Clearly the optimum amount of calcium to be added will vary based on the ligand chosen and its concentration in the formulation.
TABLE 1__________________________________________________________________________STUDIES OF INTRAVENOUS TOXICITY OF Na2 GdDTPAALONE AND ADDED CaCL2 Mice Calcium, %Dose of Added No. Deaths/ Approximate StoichiometryNa2 GdDTPA Calcium mg/ml No. Injected LD Values Na2 GdDTPA__________________________________________________________________________13.6 mMol/kg 0 4/4 100% 013.6 mMol/kg 2.34 1/4 25% 9%13.6 mMol/kg 4.68 2/4 50% 17%13.6 mMol/kg 7.74 4/4 100% 29%13.6 mMol/kg 15.48 2/2 100% 57%__________________________________________________________________________
|Cited Patent||Filing date||Publication date||Applicant||Title|

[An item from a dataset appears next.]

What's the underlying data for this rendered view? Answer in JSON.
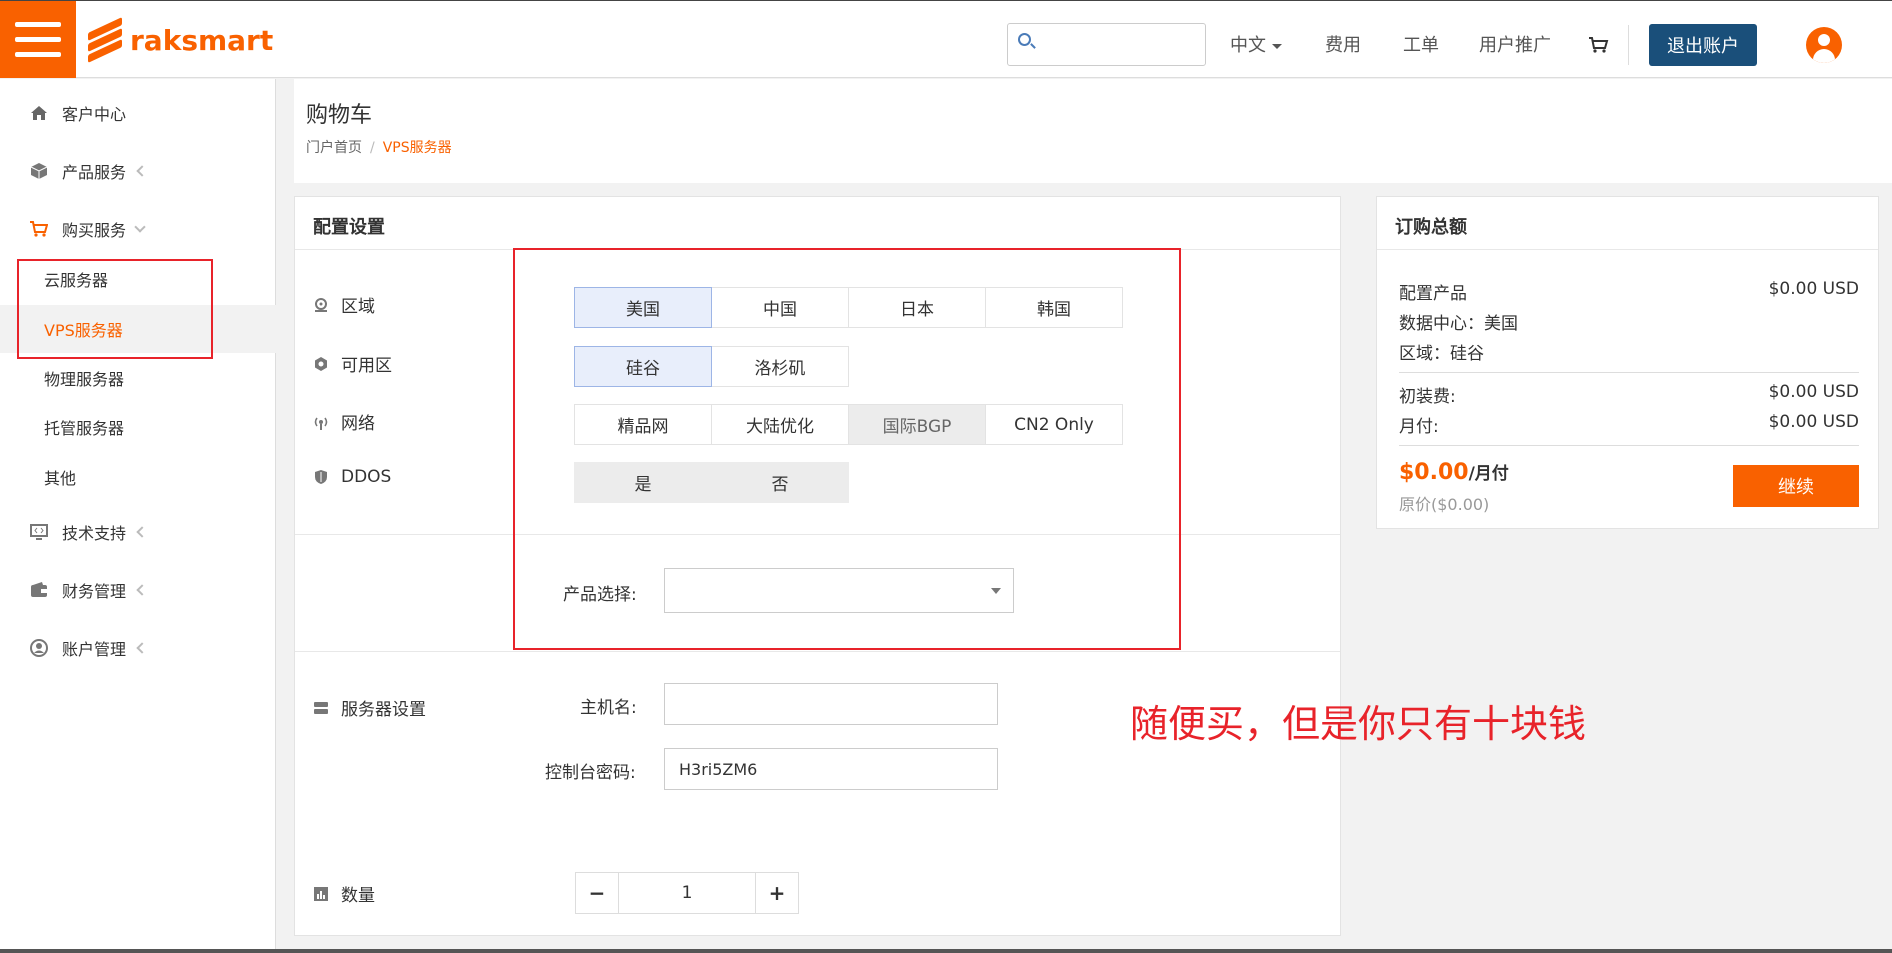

|US4176173 *||Jul 18, 1977||Nov 27, 1979||Medi-Physics, Inc.||Radiographic compositions|
|US4478816 *||Jun 7, 1982||Oct 23, 1984||Georgetown University||Rare earth/chelating agent complex for digital fluoroscopy|
|US4647447 *||Jan 23, 1984||Mar 3, 1987||Schering Aktiengesellschaft||Diagnostic media|
|US4810782 *||Nov 2, 1987||Mar 7, 1989||Spyros Theodoropulos||Di-ureadopyridines and their chelates|
|US4822594 *||Jan 27, 1987||Apr 18, 1989||Gibby Wendell A||Contrast enhancing agents for magnetic resonance images|
|US5082649 *||Jun 22, 1989||Jan 21, 1992||Mallinckrodt Medical, Inc.||Method for enhancing the safety of metal-ligand chelates as magnetic resonance imaging agents by addition of calcium ions|
|GB736432A *||Title not available|
|Citing Patent||Filing date||Publication date||Applicant||Title|
|US5300281 *||Jul 1, 1992||Apr 5, 1994||The Dow Chemical Company||Radiolabeled compositions containing a calcific matrix and their use for treatment of arthritis|
|US7713517 *||Apr 21, 2004||May 11, 2010||Marval Biosciences, Inc.||Compositions and methods for enhancing contrast in imaging|
|US8357351 *||Jan 22, 2009||Jan 22, 2013||Ananth Annapragada||Nano-scale contrast agents and methods of use|
|US8642013||Dec 5, 2008||Feb 4, 2014||Ananth Annapragada||Nano-scale contrast agents and methods of use|
|US8911708||Dec 17, 2012||Dec 16, 2014||Marval Pharma, Inc.||Nano-scale contrast agents and methods of use|
|US20050238584 *||Apr 21, 2004||Oct 27, 2005||Ananth Annapragada||Compositions and methods for enhancing contrast in imaging|
|US20090263326 *||Jan 22, 2009||Oct 22, 2009||Marval Biosciences, Inc.||Nano-scale contrast agents and methods of use|
|US20090311191 *||Jun 12, 2009||Dec 17, 2009||Ananth Annapragada||Imaging of atherosclerotic plaques using liposomal imaging agents|
|US20100202974 *||Dec 5, 2008||Aug 12, 2010||Ananth Annapragada||Nano-scale contrast agents and methods of use|
|USRE45195||Feb 15, 2013||Oct 14, 2014||Marval Pharma, Inc.||Compositions and methods for enhancing contrast in imaging|
|U.S. Classification||424/9.42, 514/836, 424/9.364, 514/492|
|Cooperative Classification||Y10S514/836, A61K49/06|
|Sep 30, 1996||FPAY||Fee payment|
Year of fee payment: 4
|Oct 19, 2000||FPAY||Fee payment|
Year of fee payment: 8
|Oct 20, 2004||FPAY||Fee payment|
Year of fee payment: 12